It’s Health Coach Week so I want to take some time to talk about weight loss vs. wellness and health. The two may seem to go hand-in-hand, but in fact, that’s not always true. In my many years of health coaching, I’ve seen how weight loss can become a distraction from wellness rather than a means to it.
In an ideal world (at least for me and my clients), we strive to make improvements and better ourselves through healthy lifestyle changes in the area of eating, exercise, meditation, meal planning and beyond. The side effect of those healthy changes can and should be weight loss — if your body needs it.
On the flip side, when the driving force is weight loss and only weight loss, you can get the opposite outcome. With a hyper-focus on losing weight, we’ll do anything to make it happen: juice cleanses, cutting calories, fad diets, insane workouts and anything else you can think of. I don’t mean to sound casual about this because these drastic weight loss measures can truly damage your relationship with food.
One client comes to mind who, after a lifetime of dieting starting when she was ten years old, needed to do some deep and difficult work with me on reversing her unhealthy mindset around weight and food before we could get to the work of making lasting lifestyle changes.
When weight loss becomes a distraction from wellness, the risk of creating more imbalance can have the opposite effect. Putting stress on your body both physically and mentally isn’t a sound weight loss strategy. In fact, many people find they actually gain or maintain weight under these circumstances.

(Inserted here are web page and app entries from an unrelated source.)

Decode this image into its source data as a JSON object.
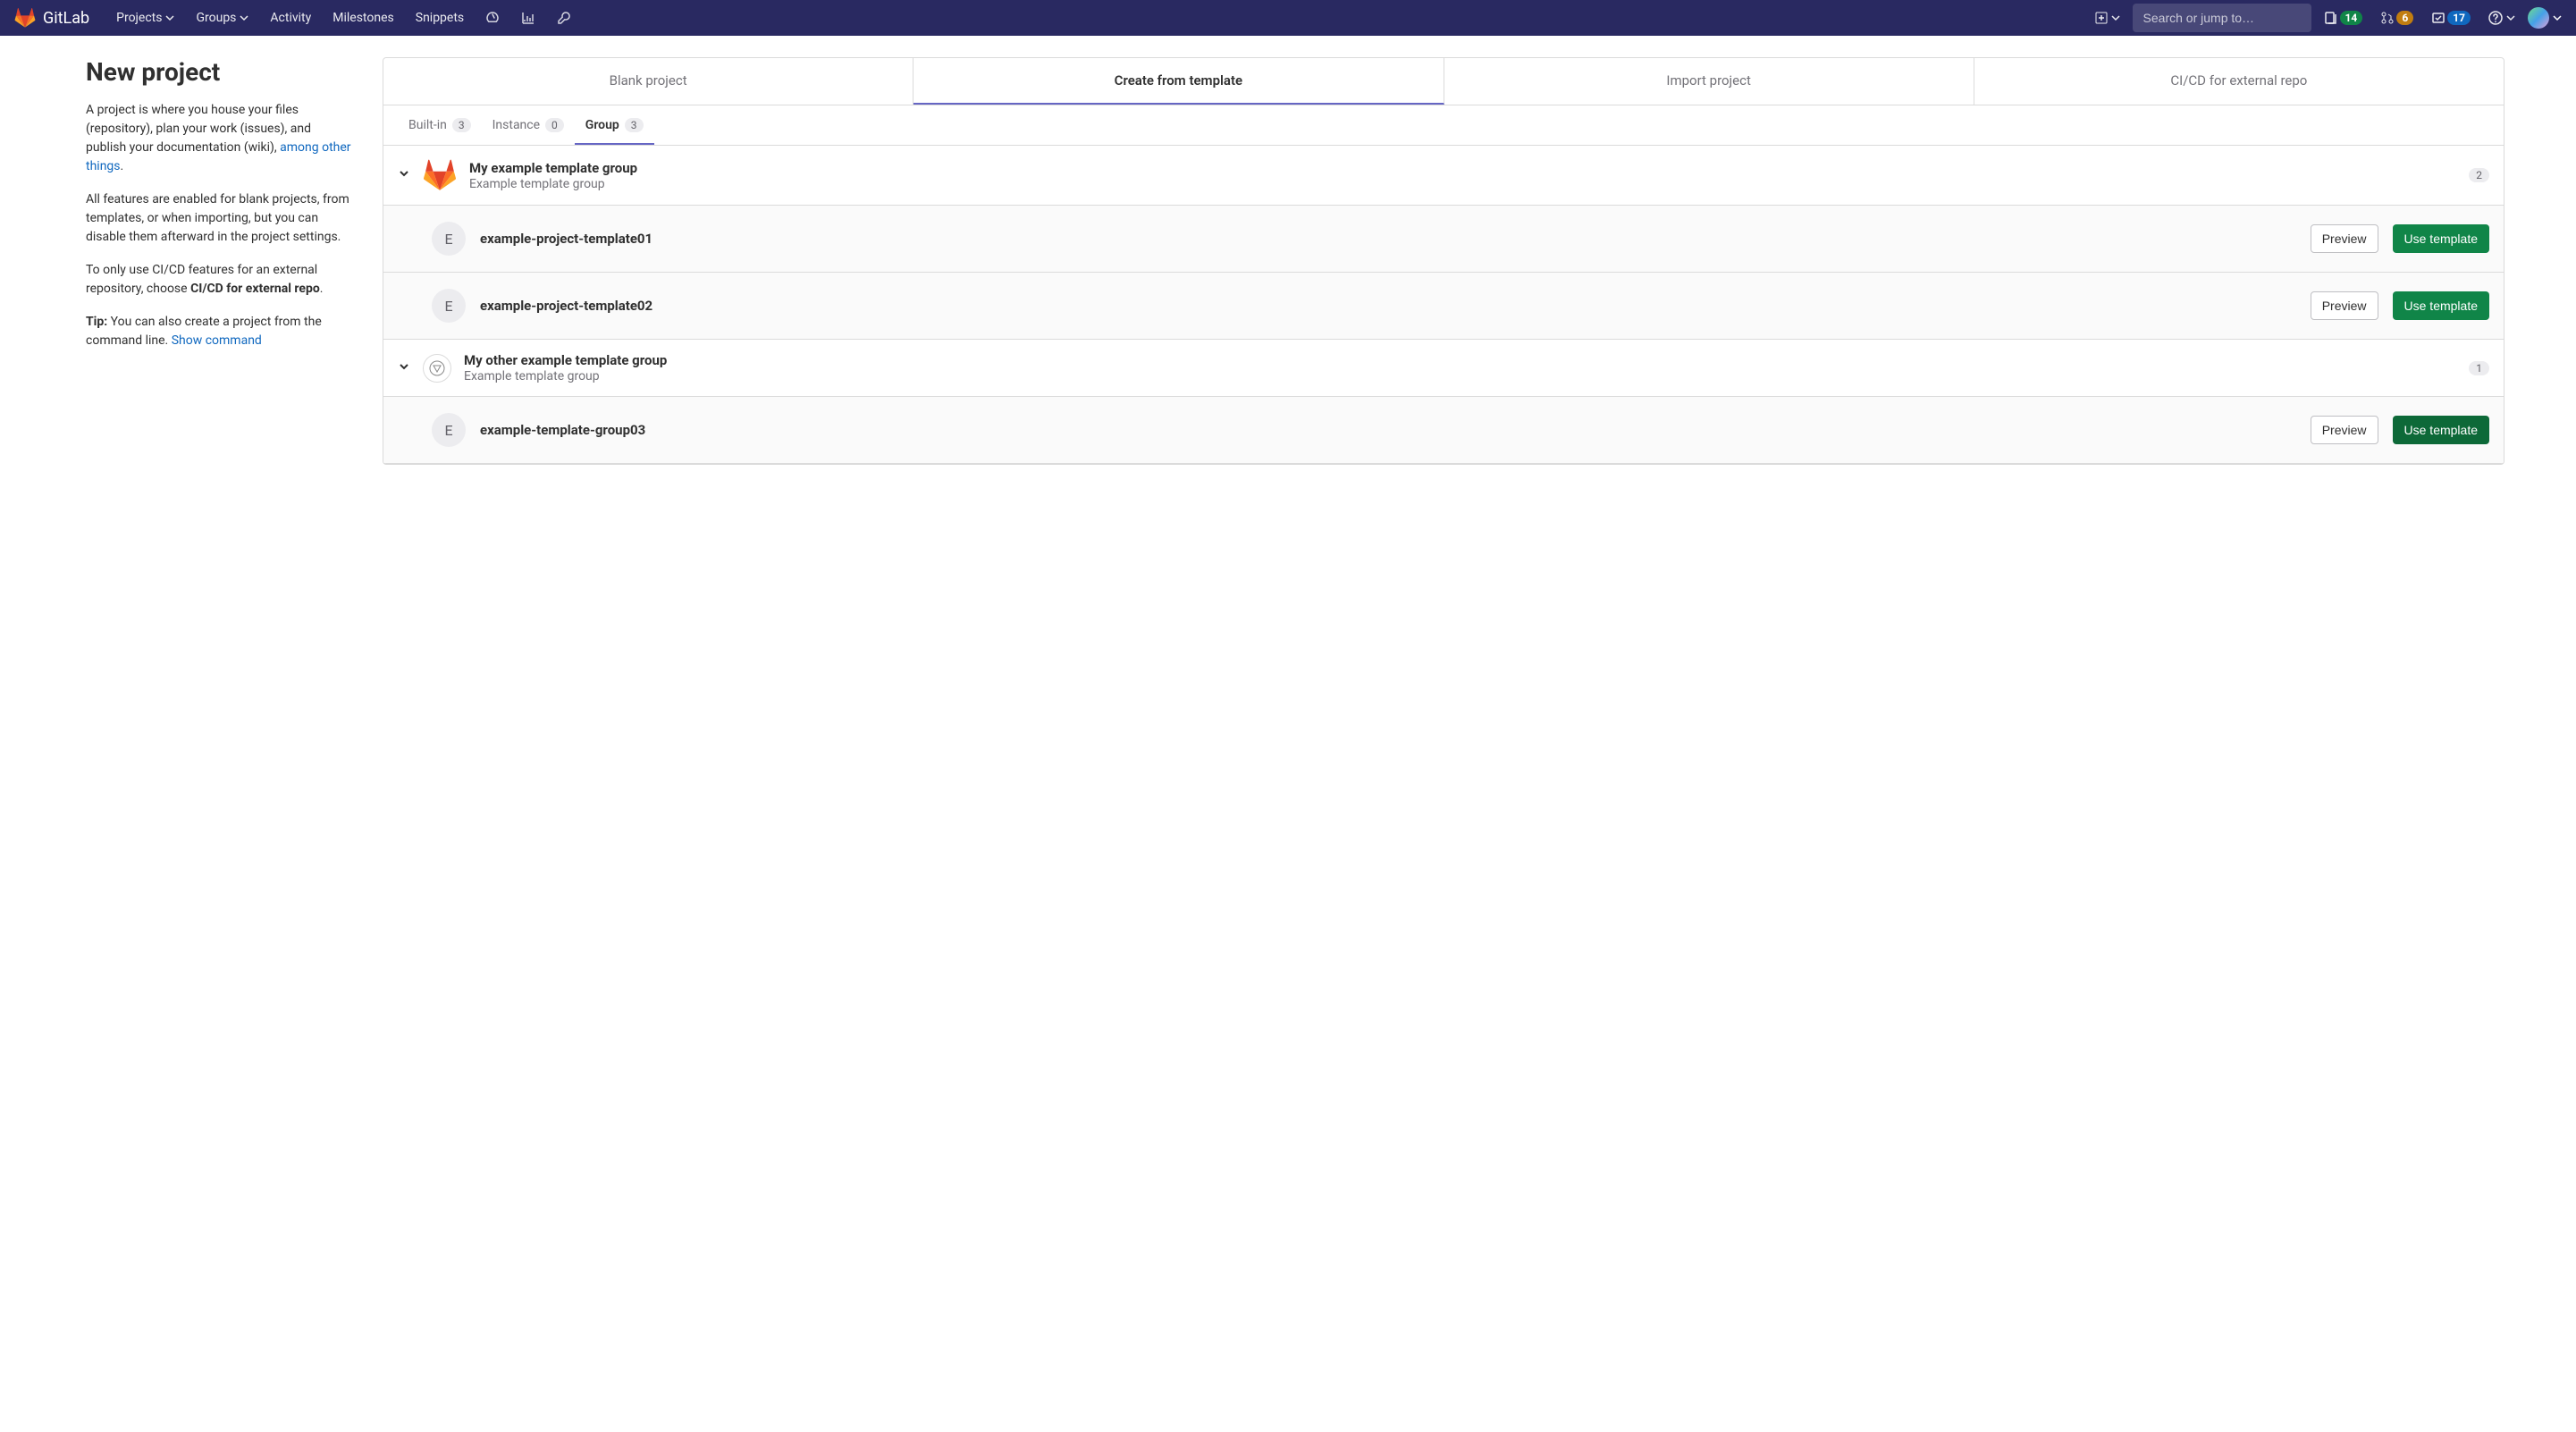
{
  "navbar": {
    "brand": "GitLab",
    "items": [
      "Projects",
      "Groups",
      "Activity",
      "Milestones",
      "Snippets"
    ],
    "search_placeholder": "Search or jump to…",
    "badges": {
      "issues": "14",
      "mrs": "6",
      "todos": "17"
    }
  },
  "sidebar": {
    "title": "New project",
    "p1a": "A project is where you house your files (repository), plan your work (issues), and publish your documentation (wiki), ",
    "p1_link": "among other things",
    "p1b": ".",
    "p2": "All features are enabled for blank projects, from templates, or when importing, but you can disable them afterward in the project settings.",
    "p3a": "To only use CI/CD features for an external repository, choose ",
    "p3b": "CI/CD for external repo",
    "p3c": ".",
    "p4a": "Tip:",
    "p4b": " You can also create a project from the command line. ",
    "p4_link": "Show command"
  },
  "main_tabs": [
    "Blank project",
    "Create from template",
    "Import project",
    "CI/CD for external repo"
  ],
  "sub_tabs": [
    {
      "label": "Built-in",
      "count": "3"
    },
    {
      "label": "Instance",
      "count": "0"
    },
    {
      "label": "Group",
      "count": "3"
    }
  ],
  "groups": [
    {
      "name": "My example template group",
      "desc": "Example template group",
      "count": "2",
      "icon": "gitlab",
      "templates": [
        {
          "letter": "E",
          "name": "example-project-template01"
        },
        {
          "letter": "E",
          "name": "example-project-template02"
        }
      ]
    },
    {
      "name": "My other example template group",
      "desc": "Example template group",
      "count": "1",
      "icon": "circle",
      "templates": [
        {
          "letter": "E",
          "name": "example-template-group03"
        }
      ]
    }
  ],
  "buttons": {
    "preview": "Preview",
    "use": "Use template"
  }
}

Has weight loss become a distraction from wellness for you?
Here are five questions to ask yourself:
One //Do you harbor extreme dislike or shame about your body?
Two //Do you have a tendency to categorize foods as “good” or “bad”?
Three // Have you had the same weight loss goal for a year or longer or do you gain and lose weight repeatedly?
Four //Are you unhappy or incomplete in other areas of your life (career, relationships, finances, creatively)?
Five // Do you feel sick and tired regardless of whether you eat healthy, exercise or have lost weight?
If you answered “yes” to many of these questions and feel that weight loss has become a distraction from true wellness, start with changing your relationship with food.
My client, Yvonne, is the perfect example. Having dieted and lost weight, then gained it back before, she wanted lasting weight loss, but more importantly, she wanted to feel better. As a high school administrator, she had demanding days and also a busy social life and she realized that if she didn’t make some changes now, her career and her personal life were threatening to slow her down in more ways than one. With her diet mentality a thing of the past, we worked on making changes to her food and lifestyle: meal planning, getting her into a consistent exercise routine and learning how to have fun and relax while enjoying food, but without making it the focal point.
With my help and that of a personal trainer, Yvonne achieved her weight loss goal of 20 pounds and she’s still going. She loves her job, she’s in a healthy relationship and she fully enjoys her life. The key is that her healthy habits are a part of her lifestyle and she’s no longer looking to food for fulfillment in her life.
This article in Women’s Health Magazine features me and two of my clients, including Yvonne, plus other inspiring women sharing the food advice that changed our lives.
It’s never too late to learn how to eat like your life depends on it, because it absolutely does!